- The task -
Only lines with the string "number" should be returned from the data below.
··· Records for this task ···
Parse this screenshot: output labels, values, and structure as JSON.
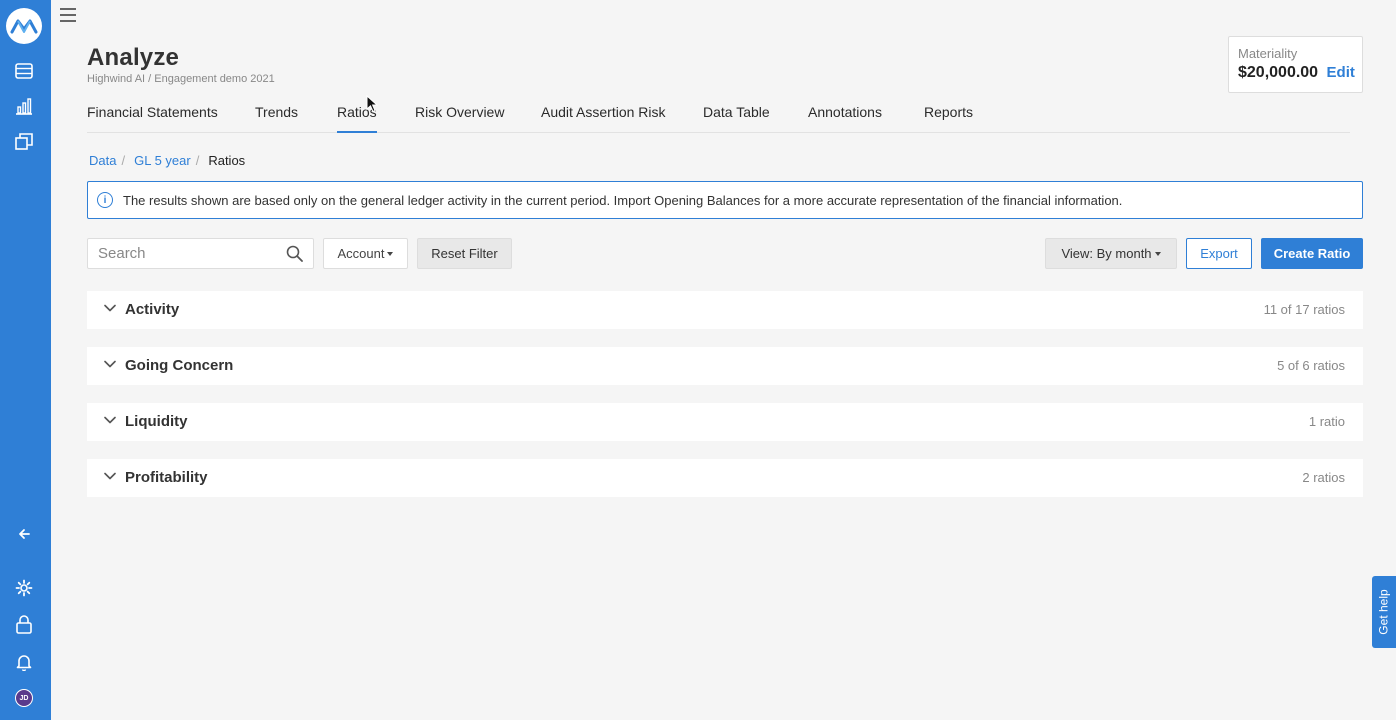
{
  "app": {
    "accent_color": "#2f7fd6",
    "logo_icon": "logo-icon"
  },
  "sidebar": {
    "icons": [
      "logo-icon",
      "database-icon",
      "bar-chart-icon",
      "layers-icon",
      "arrow-left-icon",
      "gear-icon",
      "lock-icon",
      "bell-icon"
    ],
    "avatar_initials": "JD"
  },
  "header": {
    "title": "Analyze",
    "subtitle": "Highwind AI / Engagement demo 2021"
  },
  "materiality": {
    "label": "Materiality",
    "value": "$20,000.00",
    "edit_label": "Edit"
  },
  "tabs": [
    {
      "label": "Financial Statements"
    },
    {
      "label": "Trends"
    },
    {
      "label": "Ratios",
      "active": true
    },
    {
      "label": "Risk Overview"
    },
    {
      "label": "Audit Assertion Risk"
    },
    {
      "label": "Data Table"
    },
    {
      "label": "Annotations"
    },
    {
      "label": "Reports"
    }
  ],
  "breadcrumb": {
    "items": [
      "Data",
      "GL 5 year"
    ],
    "current": "Ratios",
    "separator": "/"
  },
  "alert": {
    "icon": "info-icon",
    "text": "The results shown are based only on the general ledger activity in the current period. Import Opening Balances for a more accurate representation of the financial information."
  },
  "toolbar": {
    "search_placeholder": "Search",
    "account_label": "Account",
    "reset_label": "Reset Filter",
    "view_label": "View: By month",
    "export_label": "Export",
    "create_label": "Create Ratio"
  },
  "groups": [
    {
      "name": "Activity",
      "count": "11 of 17 ratios"
    },
    {
      "name": "Going Concern",
      "count": "5 of 6 ratios"
    },
    {
      "name": "Liquidity",
      "count": "1 ratio"
    },
    {
      "name": "Profitability",
      "count": "2 ratios"
    }
  ],
  "help": {
    "label": "Get help"
  }
}
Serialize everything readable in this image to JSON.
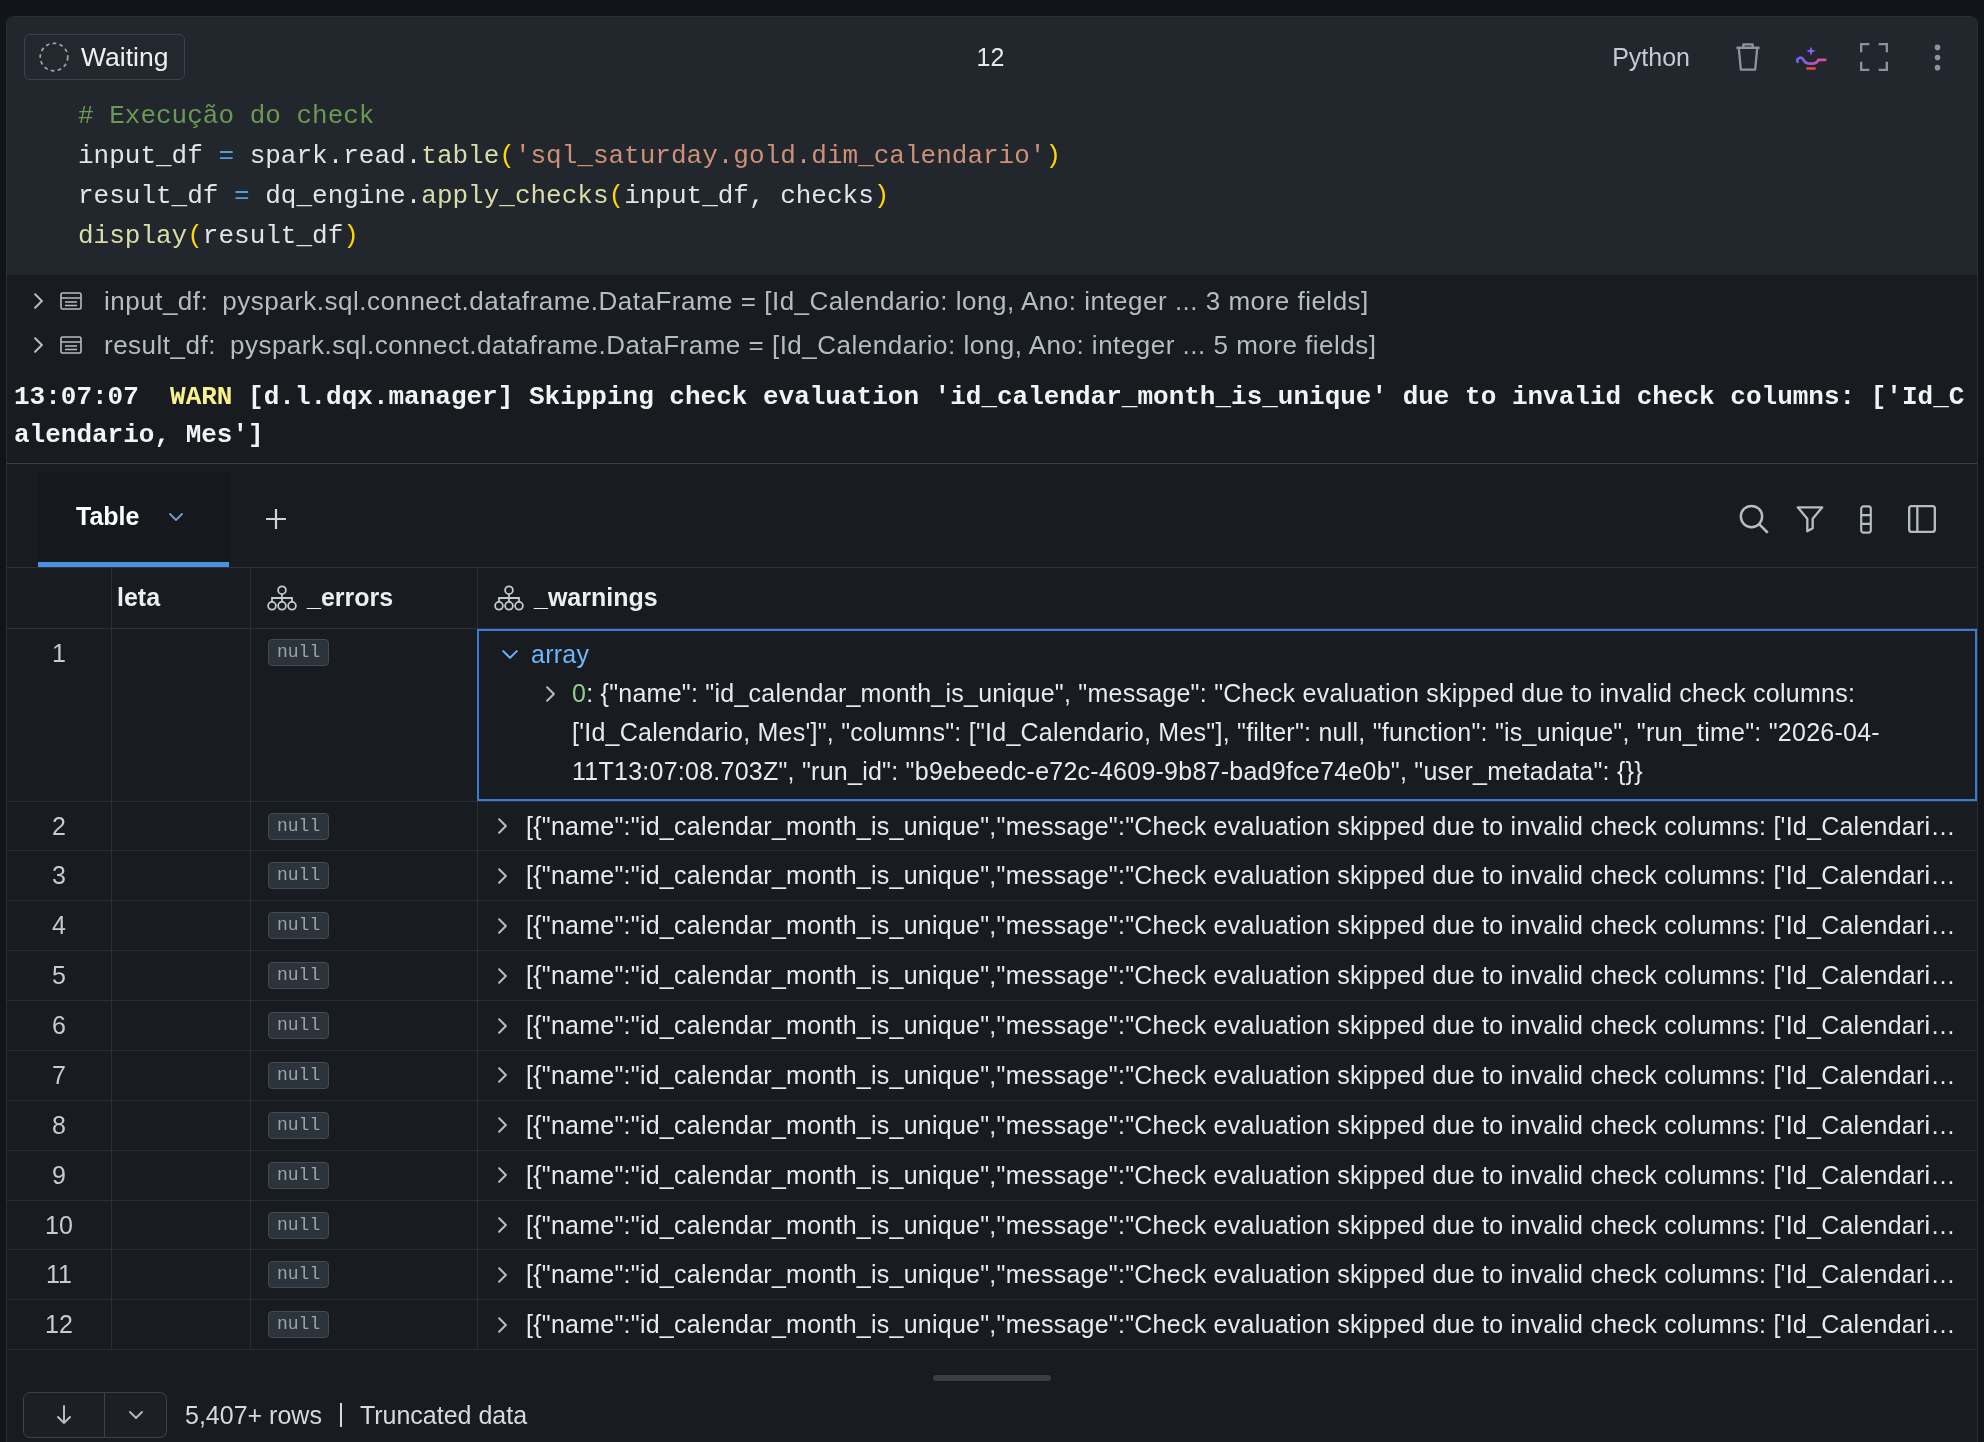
{
  "cell": {
    "status": "Waiting",
    "execution_count": "12",
    "language": "Python",
    "code_lines": [
      {
        "tokens": [
          {
            "kind": "comment",
            "text": "# Execução do check"
          }
        ]
      },
      {
        "tokens": [
          {
            "kind": "name",
            "text": "input_df "
          },
          {
            "kind": "operator",
            "text": "="
          },
          {
            "kind": "name",
            "text": " spark.read."
          },
          {
            "kind": "function",
            "text": "table"
          },
          {
            "kind": "bracket",
            "text": "("
          },
          {
            "kind": "string",
            "text": "'sql_saturday.gold.dim_calendario'"
          },
          {
            "kind": "bracket",
            "text": ")"
          }
        ]
      },
      {
        "tokens": [
          {
            "kind": "name",
            "text": "result_df "
          },
          {
            "kind": "operator",
            "text": "="
          },
          {
            "kind": "name",
            "text": " dq_engine."
          },
          {
            "kind": "function",
            "text": "apply_checks"
          },
          {
            "kind": "bracket",
            "text": "("
          },
          {
            "kind": "name",
            "text": "input_df, checks"
          },
          {
            "kind": "bracket",
            "text": ")"
          }
        ]
      },
      {
        "tokens": [
          {
            "kind": "function",
            "text": "display"
          },
          {
            "kind": "bracket",
            "text": "("
          },
          {
            "kind": "name",
            "text": "result_df"
          },
          {
            "kind": "bracket",
            "text": ")"
          }
        ]
      }
    ]
  },
  "outputs": [
    {
      "name": "input_df:",
      "schema": "pyspark.sql.connect.dataframe.DataFrame = [Id_Calendario: long, Ano: integer ... 3 more fields]",
      "expanded": false
    },
    {
      "name": "result_df:",
      "schema": "pyspark.sql.connect.dataframe.DataFrame = [Id_Calendario: long, Ano: integer ... 5 more fields]",
      "expanded": false
    }
  ],
  "log": {
    "time": "13:07:07",
    "level": "WARN",
    "message": "[d.l.dqx.manager] Skipping check evaluation 'id_calendar_month_is_unique' due to invalid check columns: ['Id_Calendario, Mes']"
  },
  "results": {
    "tabs": [
      {
        "label": "Table",
        "selected": true
      }
    ],
    "table": {
      "columns": [
        {
          "label": "leta",
          "kind": "plain"
        },
        {
          "label": "_errors",
          "kind": "struct"
        },
        {
          "label": "_warnings",
          "kind": "struct"
        }
      ],
      "rows": [
        {
          "number": "1",
          "errors": "null",
          "expanded": true,
          "selected": true,
          "type": "array",
          "items": [
            {
              "key": "0",
              "value": ": {\"name\": \"id_calendar_month_is_unique\", \"message\": \"Check evaluation skipped due to invalid check columns: ['Id_Calendario, Mes']\", \"columns\": [\"Id_Calendario, Mes\"], \"filter\": null, \"function\": \"is_unique\", \"run_time\": \"2026-04-11T13:07:08.703Z\", \"run_id\": \"b9ebeedc-e72c-4609-9b87-bad9fce74e0b\", \"user_metadata\": {}}",
              "expanded": false
            }
          ]
        },
        {
          "number": "2",
          "errors": "null",
          "expanded": false,
          "selected": false,
          "summary": "[{\"name\":\"id_calendar_month_is_unique\",\"message\":\"Check evaluation skipped due to invalid check columns: ['Id_Calendari…"
        },
        {
          "number": "3",
          "errors": "null",
          "expanded": false,
          "selected": false,
          "summary": "[{\"name\":\"id_calendar_month_is_unique\",\"message\":\"Check evaluation skipped due to invalid check columns: ['Id_Calendari…"
        },
        {
          "number": "4",
          "errors": "null",
          "expanded": false,
          "selected": false,
          "summary": "[{\"name\":\"id_calendar_month_is_unique\",\"message\":\"Check evaluation skipped due to invalid check columns: ['Id_Calendari…"
        },
        {
          "number": "5",
          "errors": "null",
          "expanded": false,
          "selected": false,
          "summary": "[{\"name\":\"id_calendar_month_is_unique\",\"message\":\"Check evaluation skipped due to invalid check columns: ['Id_Calendari…"
        },
        {
          "number": "6",
          "errors": "null",
          "expanded": false,
          "selected": false,
          "summary": "[{\"name\":\"id_calendar_month_is_unique\",\"message\":\"Check evaluation skipped due to invalid check columns: ['Id_Calendari…"
        },
        {
          "number": "7",
          "errors": "null",
          "expanded": false,
          "selected": false,
          "summary": "[{\"name\":\"id_calendar_month_is_unique\",\"message\":\"Check evaluation skipped due to invalid check columns: ['Id_Calendari…"
        },
        {
          "number": "8",
          "errors": "null",
          "expanded": false,
          "selected": false,
          "summary": "[{\"name\":\"id_calendar_month_is_unique\",\"message\":\"Check evaluation skipped due to invalid check columns: ['Id_Calendari…"
        },
        {
          "number": "9",
          "errors": "null",
          "expanded": false,
          "selected": false,
          "summary": "[{\"name\":\"id_calendar_month_is_unique\",\"message\":\"Check evaluation skipped due to invalid check columns: ['Id_Calendari…"
        },
        {
          "number": "10",
          "errors": "null",
          "expanded": false,
          "selected": false,
          "summary": "[{\"name\":\"id_calendar_month_is_unique\",\"message\":\"Check evaluation skipped due to invalid check columns: ['Id_Calendari…"
        },
        {
          "number": "11",
          "errors": "null",
          "expanded": false,
          "selected": false,
          "summary": "[{\"name\":\"id_calendar_month_is_unique\",\"message\":\"Check evaluation skipped due to invalid check columns: ['Id_Calendari…"
        },
        {
          "number": "12",
          "errors": "null",
          "expanded": false,
          "selected": false,
          "summary": "[{\"name\":\"id_calendar_month_is_unique\",\"message\":\"Check evaluation skipped due to invalid check columns: ['Id_Calendari…"
        }
      ]
    },
    "footer": {
      "row_count": "5,407+ rows",
      "note": "Truncated data"
    }
  }
}
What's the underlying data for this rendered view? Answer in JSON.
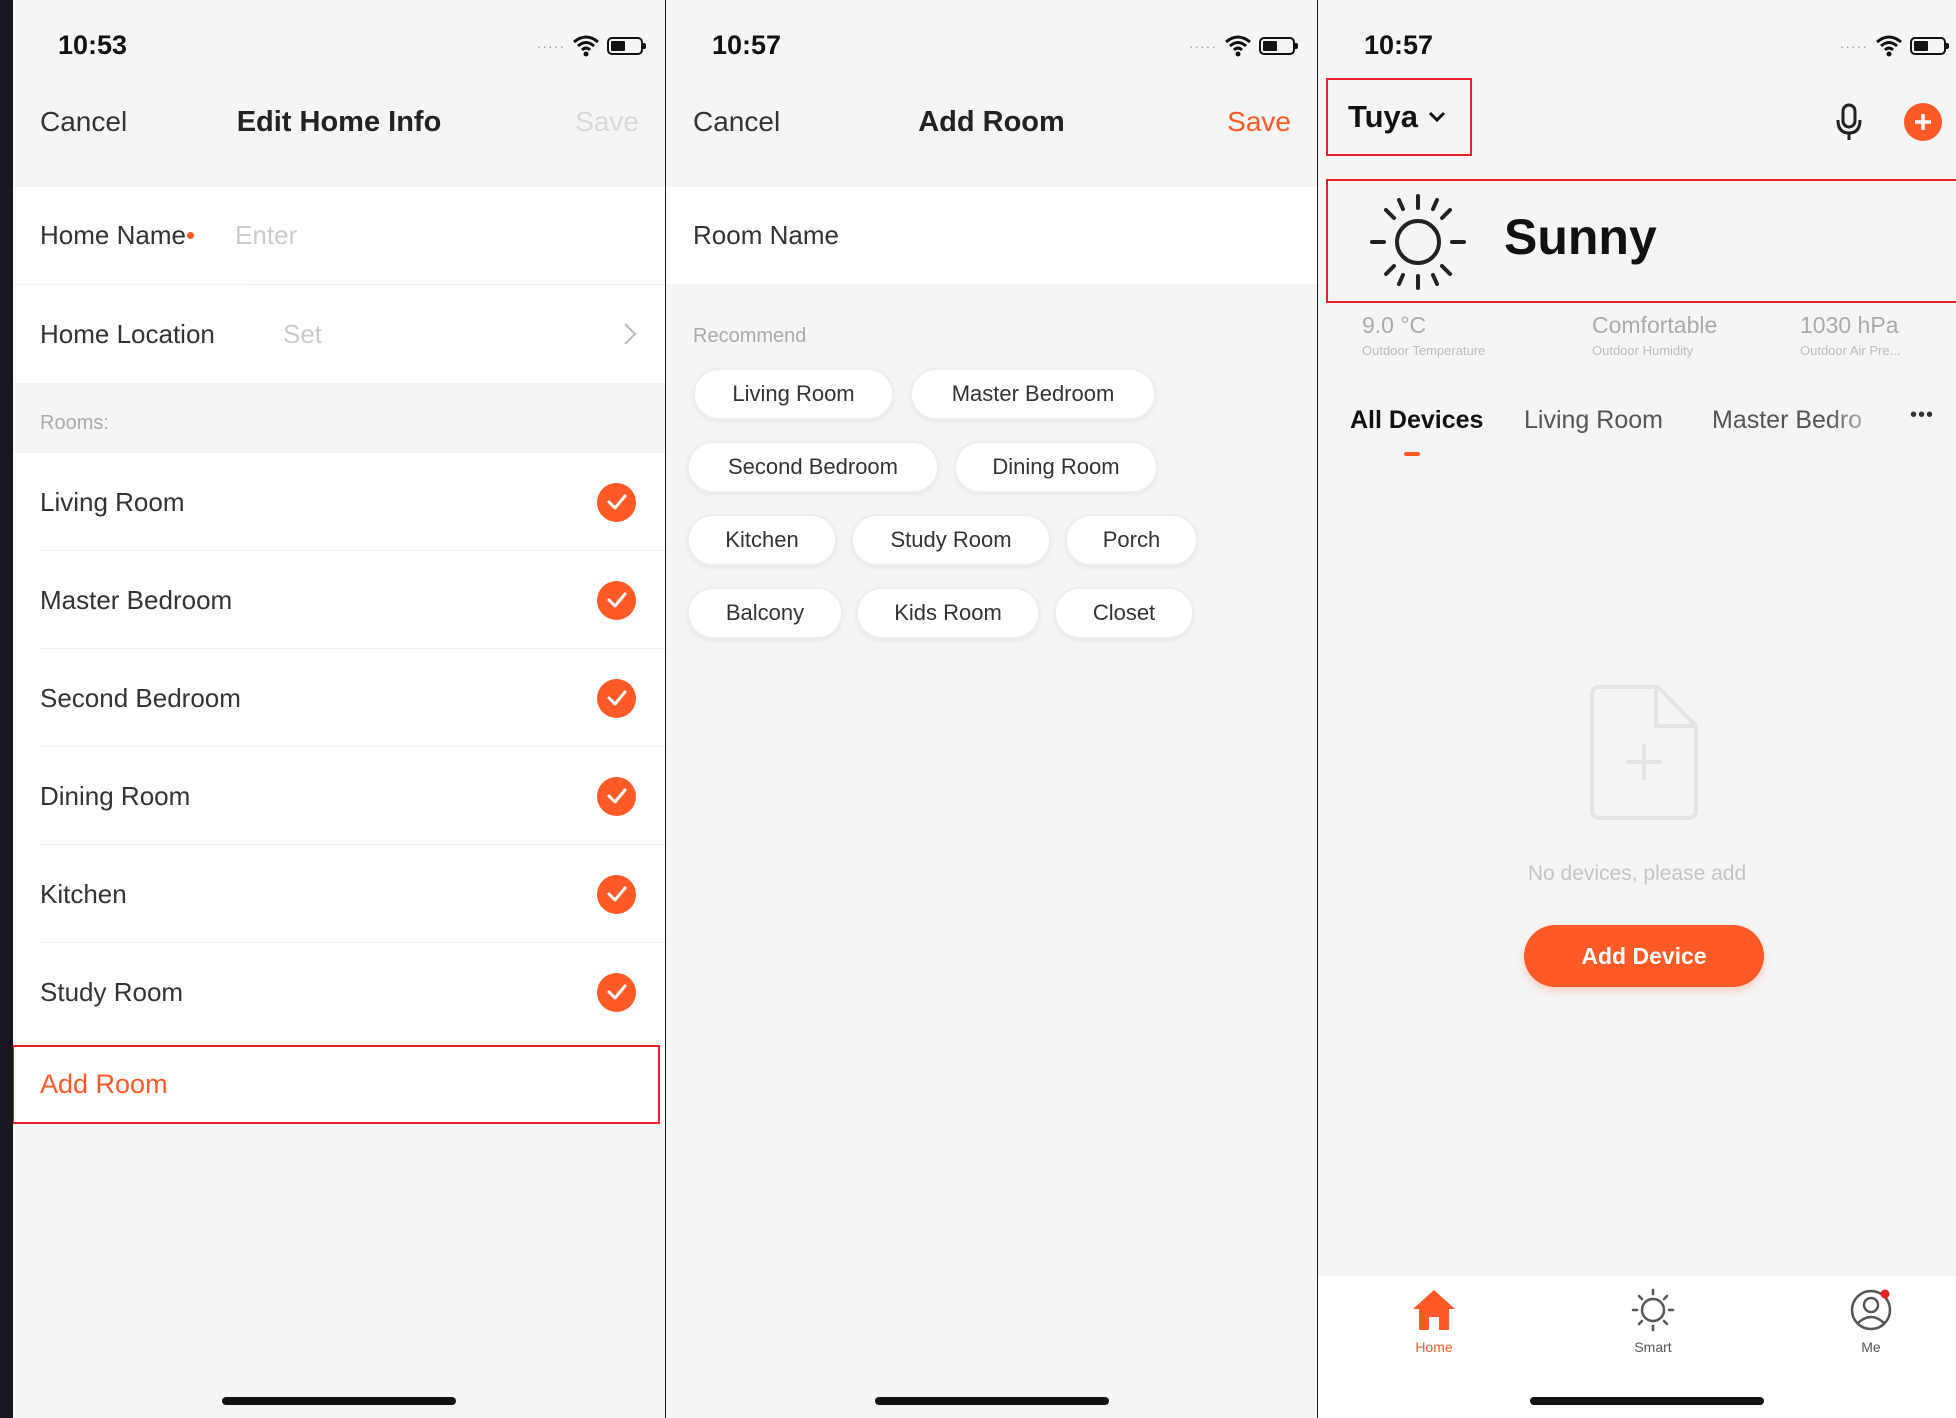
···
- Expected answer -
          "number": "1",
          "number": "2",
          "number": "3",
          "number": "4",
          "number": "5",
          "number": "6",
          "number": "7",
          "number": "8",
          "number": "9",
          "number": "10",
          "number": "11",
          "number": "12",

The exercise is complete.